Recognise us - rebels
The leader of Syria's new opposition coalition urged European states yesterday to recognise it as the legitimate government, enabling it to buy the weapons it needs to overthrow President Bashar al-Assad.
Britain and France appeared to set further conditions, notably that it first rally support inside the country, before they grant full recognition to the Syrian National Coalition.
And, like the United States, Europeans are still reluctant to arm rebel forces, which include anti-Western Islamist militants.
Western caution, and an Arab League endorsement that stopped short of full recognition, indicate that the coalition forged with such difficulty in Qatar two days ago may yet find it hard to win wholehearted support, even from its allies.
Speaking to Reuters by telephone as Arab and European ministers met to discuss Syria at the Arab League in Cairo, Mouaz Alkhatib, the Damascus preacher elected unopposed on Sunday to lead the new group, asked for diplomatic backing.

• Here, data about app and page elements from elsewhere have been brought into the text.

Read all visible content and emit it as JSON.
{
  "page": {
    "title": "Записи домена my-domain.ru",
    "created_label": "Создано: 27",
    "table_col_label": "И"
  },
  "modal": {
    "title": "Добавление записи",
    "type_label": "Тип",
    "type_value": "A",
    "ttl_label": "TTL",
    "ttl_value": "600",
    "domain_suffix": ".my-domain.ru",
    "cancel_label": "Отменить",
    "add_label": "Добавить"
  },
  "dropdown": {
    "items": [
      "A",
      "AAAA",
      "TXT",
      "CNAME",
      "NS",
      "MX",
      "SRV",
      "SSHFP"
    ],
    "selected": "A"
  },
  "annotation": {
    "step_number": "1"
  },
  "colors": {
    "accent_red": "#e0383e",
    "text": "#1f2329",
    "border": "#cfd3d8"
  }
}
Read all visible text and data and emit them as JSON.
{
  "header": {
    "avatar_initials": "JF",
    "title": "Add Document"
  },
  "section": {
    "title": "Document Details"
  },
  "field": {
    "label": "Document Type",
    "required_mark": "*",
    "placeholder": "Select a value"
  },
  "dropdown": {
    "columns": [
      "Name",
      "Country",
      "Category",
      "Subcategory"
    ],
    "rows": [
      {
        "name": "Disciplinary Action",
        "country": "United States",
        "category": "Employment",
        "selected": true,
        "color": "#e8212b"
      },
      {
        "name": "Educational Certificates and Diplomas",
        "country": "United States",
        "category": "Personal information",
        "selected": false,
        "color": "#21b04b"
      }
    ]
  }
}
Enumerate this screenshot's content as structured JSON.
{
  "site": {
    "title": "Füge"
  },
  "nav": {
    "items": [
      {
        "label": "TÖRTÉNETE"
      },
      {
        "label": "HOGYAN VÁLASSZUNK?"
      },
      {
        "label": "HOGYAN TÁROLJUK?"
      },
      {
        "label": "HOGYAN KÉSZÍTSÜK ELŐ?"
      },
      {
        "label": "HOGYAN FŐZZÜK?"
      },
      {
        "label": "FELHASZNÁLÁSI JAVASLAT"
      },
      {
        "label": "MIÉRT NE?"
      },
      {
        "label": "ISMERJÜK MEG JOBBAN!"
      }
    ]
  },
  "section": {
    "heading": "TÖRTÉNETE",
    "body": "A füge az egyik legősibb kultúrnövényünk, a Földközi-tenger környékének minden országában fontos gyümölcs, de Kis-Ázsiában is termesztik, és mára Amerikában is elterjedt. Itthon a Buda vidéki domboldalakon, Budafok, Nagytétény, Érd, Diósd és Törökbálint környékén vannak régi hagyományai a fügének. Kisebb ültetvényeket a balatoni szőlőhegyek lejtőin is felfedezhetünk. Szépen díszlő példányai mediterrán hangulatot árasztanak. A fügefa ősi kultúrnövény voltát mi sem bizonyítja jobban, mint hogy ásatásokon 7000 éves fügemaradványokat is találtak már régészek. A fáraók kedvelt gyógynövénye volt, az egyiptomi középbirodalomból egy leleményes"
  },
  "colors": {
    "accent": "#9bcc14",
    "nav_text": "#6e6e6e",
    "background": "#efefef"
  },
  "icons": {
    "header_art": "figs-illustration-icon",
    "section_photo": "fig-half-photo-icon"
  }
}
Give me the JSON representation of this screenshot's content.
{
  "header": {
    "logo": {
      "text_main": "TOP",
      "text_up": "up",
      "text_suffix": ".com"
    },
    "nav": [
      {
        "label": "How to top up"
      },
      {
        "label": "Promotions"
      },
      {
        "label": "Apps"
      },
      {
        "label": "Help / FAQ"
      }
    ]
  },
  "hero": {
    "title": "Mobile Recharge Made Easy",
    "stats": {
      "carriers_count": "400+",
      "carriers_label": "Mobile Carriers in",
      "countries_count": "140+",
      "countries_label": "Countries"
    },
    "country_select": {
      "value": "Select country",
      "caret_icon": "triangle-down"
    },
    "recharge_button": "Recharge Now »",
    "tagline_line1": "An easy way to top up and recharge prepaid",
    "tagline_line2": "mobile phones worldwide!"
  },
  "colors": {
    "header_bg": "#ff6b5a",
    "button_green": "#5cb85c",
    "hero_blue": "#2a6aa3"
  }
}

"I request European states to grant political recognition to the coalition as the legitimate representative of the Syrian people and to give it financial support," he said.
"When we get political recognition, this will allow the coalition to act as a government and hence acquire weapons and this will solve our problems," Alkhatib added.
France's defence minister and Britain's foreign minister both said that forming the new group under Alkhatib, a moderate noted for his embrace of Syria's religious and ethnic minorities, was an important milestone but not sufficient for full recognition as a government-in-waiting.
So far, concerted action on Syria has been thwarted by divisions within the opposition as well as by big power rivalries and a regional divide between Sunni Muslim foes of Assad and his Shi'ite allies in Iran and Lebanon.
Russia and China, which have lent Assad diplomatic support since the uprising erupted in March last year, have shown no sign of warming towards his Western- and Arab-backed opponents.
Cajoled by Qatar and the United States, the ineffectual Syrian National Council, previously the main opposition body based abroad, agreed to join a wider coalition on Sunday.
But French Defence Minister Jean-Yves Le Drian said the new body still needed to unite armed rebel factions in Syria under its umbrella to earn full recognition.
Britain's foreign minister, William Hague, also said the coalition must show it had support within Syria before London would acknowledge it as the rightful government.
Assad, whose family have ruled Syria for 42 years, has vowed to fight to the death in a conflict that has already killed an estimated 38000 people and risks sucking in other countries.
Tension also remained high on the Golan Heights, where Israeli gunners have retaliated against stray Syrian mortar fire landing on the occupied plateau in the previous two days.